Fever in children
Sam Behjati and John FitzSimons look at how to assess and manage this condition
The most common ailment of childhood is feverish illness. In England and Wales, for example, general practitioners are consulted by their paediatric patients for feverish illnesses on average 3.7 times a year.12 Fortunately, most feverish illnesses are caused by self limiting, harmless viral infections. Set against this benign backdrop are sinister bacterial infections, such as meningitis, which, if left untreated, may have fatal consequences.
The challenge of managing children with feverish illnesses is to identify those children at risk of serious illness while avoiding unnecessary treatment and investigation of children with benign viral illnesses. Junior staff in general practice, emergency departments, and paediatric departments are on the front line.
Viral infections—Most feverish illnesses are caused by respiratory and gastrointestinal viruses.

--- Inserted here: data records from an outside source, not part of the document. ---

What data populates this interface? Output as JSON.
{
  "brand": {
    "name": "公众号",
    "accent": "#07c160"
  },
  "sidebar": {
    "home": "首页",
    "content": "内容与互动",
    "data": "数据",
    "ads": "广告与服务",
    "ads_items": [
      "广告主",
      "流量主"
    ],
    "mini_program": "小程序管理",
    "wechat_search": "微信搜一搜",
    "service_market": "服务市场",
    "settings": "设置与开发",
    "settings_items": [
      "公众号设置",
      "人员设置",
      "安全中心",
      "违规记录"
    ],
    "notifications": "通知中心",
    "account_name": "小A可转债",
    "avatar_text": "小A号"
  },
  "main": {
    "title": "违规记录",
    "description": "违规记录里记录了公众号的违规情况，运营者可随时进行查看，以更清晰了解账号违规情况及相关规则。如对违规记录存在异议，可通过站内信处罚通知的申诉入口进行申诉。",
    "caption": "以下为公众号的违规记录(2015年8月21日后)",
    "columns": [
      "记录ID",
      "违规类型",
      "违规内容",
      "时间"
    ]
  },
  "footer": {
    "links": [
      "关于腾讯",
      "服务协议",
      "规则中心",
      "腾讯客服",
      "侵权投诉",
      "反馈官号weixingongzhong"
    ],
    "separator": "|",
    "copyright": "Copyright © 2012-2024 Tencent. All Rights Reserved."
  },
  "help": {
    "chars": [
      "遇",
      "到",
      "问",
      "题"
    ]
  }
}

Both can cause malaise and often erythematous rashes, which are usually blanching. Although mostly benign and self limiting, viruses may occasionally cause serious, life threatening illnesses—for example, respiratory failure in